As one of the first fruits of Chaosium’s new stewardship of the grand old game, The Book of Sires is an important and useful addition to 5th Edition Pendragon; as far as that game’s supplements go, I would put this on the same level of importance as The Book of Knights and Ladies, the supplement which allows for generation of knights from beyond Salisbury. If this is the quality we can expect out of future Pendragon releases, then rejoice. Greg Stafford has left us, and is doubtless refereeing a Pendragon campaign in Avalon for Arthur, Morgan, Nimue and the other Ladies of Avalon (and is doubtless being very careful about his answers when Morgan queries the role of women in the game); meanwhile in the mortal realms, the game remains in safe hands.

Old School Foundations, New School Tools

Beyond the Wall and Other Adventures is not a game whose core system will amaze or overly confuse anyone. It’s one of a plethora of fantasy RPGs out there riffing on Basic D&D; Ascending AC is the order of the day, a simple skill system based on ability score throws is presented, and there’s an option for using 3E-style saving throws, but we’re still dealing with a riff on Basic D&D here.

However, it’s quite an interesting riff, and a lot of that comes not from the foundations of the system but from the trappings offered around it. Beyond the Wall purports to offer a framework for running fantasy adventures based on the young adult/older kids’ fantasy of Ursula le Guin or Lloyd Alexander – stories of young people on the verge of coming into adulthood being called on to defend their communities, in which the roots they have with their home and their emotional connections to each other are of significant importance. On top of that, it provides an incredibly good framework for running games on a pick-up-and-play basis.

It accomplishes this latter goal with three different, interconnected design decisions:
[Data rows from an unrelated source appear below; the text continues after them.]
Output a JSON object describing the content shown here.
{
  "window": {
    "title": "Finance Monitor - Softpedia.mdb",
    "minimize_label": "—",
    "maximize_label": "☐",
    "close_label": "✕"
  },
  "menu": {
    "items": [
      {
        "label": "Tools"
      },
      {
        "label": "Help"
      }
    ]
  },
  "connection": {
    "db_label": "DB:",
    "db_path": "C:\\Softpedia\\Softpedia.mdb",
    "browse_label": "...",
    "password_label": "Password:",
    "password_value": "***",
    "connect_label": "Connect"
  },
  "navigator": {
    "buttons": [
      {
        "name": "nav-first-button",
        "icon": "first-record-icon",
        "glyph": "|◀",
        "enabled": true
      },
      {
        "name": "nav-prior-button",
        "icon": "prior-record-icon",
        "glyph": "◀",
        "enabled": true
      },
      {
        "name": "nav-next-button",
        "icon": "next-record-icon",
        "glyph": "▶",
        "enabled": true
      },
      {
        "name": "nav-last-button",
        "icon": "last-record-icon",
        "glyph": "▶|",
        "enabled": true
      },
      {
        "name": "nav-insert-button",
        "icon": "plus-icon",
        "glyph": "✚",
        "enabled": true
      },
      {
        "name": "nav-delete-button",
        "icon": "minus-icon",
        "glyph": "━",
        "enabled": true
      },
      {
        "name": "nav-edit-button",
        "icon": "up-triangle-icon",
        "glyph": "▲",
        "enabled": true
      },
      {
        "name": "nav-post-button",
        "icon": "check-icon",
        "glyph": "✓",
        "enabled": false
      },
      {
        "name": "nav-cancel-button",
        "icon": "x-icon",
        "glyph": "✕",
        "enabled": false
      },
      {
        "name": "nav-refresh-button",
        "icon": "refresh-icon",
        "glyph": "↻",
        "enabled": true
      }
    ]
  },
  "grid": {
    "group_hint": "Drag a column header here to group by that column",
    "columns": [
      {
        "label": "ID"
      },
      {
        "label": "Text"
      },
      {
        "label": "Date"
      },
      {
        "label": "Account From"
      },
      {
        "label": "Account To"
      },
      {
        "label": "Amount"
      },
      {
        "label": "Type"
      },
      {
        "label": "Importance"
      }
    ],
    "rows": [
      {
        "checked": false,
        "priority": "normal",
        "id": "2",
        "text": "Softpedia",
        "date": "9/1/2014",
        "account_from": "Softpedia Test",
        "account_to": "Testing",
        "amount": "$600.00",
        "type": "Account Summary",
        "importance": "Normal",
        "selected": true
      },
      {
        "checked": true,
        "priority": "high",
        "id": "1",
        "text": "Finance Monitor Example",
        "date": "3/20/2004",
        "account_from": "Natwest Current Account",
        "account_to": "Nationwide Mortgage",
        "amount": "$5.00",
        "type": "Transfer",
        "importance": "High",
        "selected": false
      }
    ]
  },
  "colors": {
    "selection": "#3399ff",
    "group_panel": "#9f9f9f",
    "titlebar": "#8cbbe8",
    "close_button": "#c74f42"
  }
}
  1. As noted above, it’s based off Basic D&D. This is a system most people with RPG experience will, even if they don’t know it exceptionally well, be able to tackle with a minimum of explanation, and is simple enough that those with no prior experience can get up to speed quickly.
  2. It utilises robust scenario generation tools of the sort used in OSR games like Stars Without Number and the like.
  3. It uses the decidedly modern concept of “playbooks” for character generation.

Continue reading “Old School Foundations, New School Tools”

Spreading the Virus

Demon: the Descent doesn’t seem to be one of the Chronicles of Darkness games which is getting that much love from Onyx Path. Whilst it’s had some material published for it in crossover books like the Dark Eras series, that’s pretty much true of all the Chronicles lines; the real measure of how much support a line’s going to get stems from the line-specific products it receives, and those have been thin on the ground. Since 2016 there has only been one Demon-specific product – the adversaries supplement Night Horrors: Enemy Action – and that came out in early 2018. Onyx Path’s Monday Meeting Notes on their blog includes a full breakdown of their upcoming product schedule, and there’s no Demon products on there at all.

That being the case, what supplements there are for Demon: the Descent become particularly important. Demon has, at least, received a Player’s Guide and a Storyteller’s Guide, in common with many Chronicles of Darkness lines. Personally, I recommend them both, because as you’ll see from my quick survey of their contents the Storyteller’s Guide takes the opportunity to plug a number of significant holes in the core book, whilst the Player’s Guide adds a bit of extra mayhem to the mix.

Continue reading “Spreading the Virus”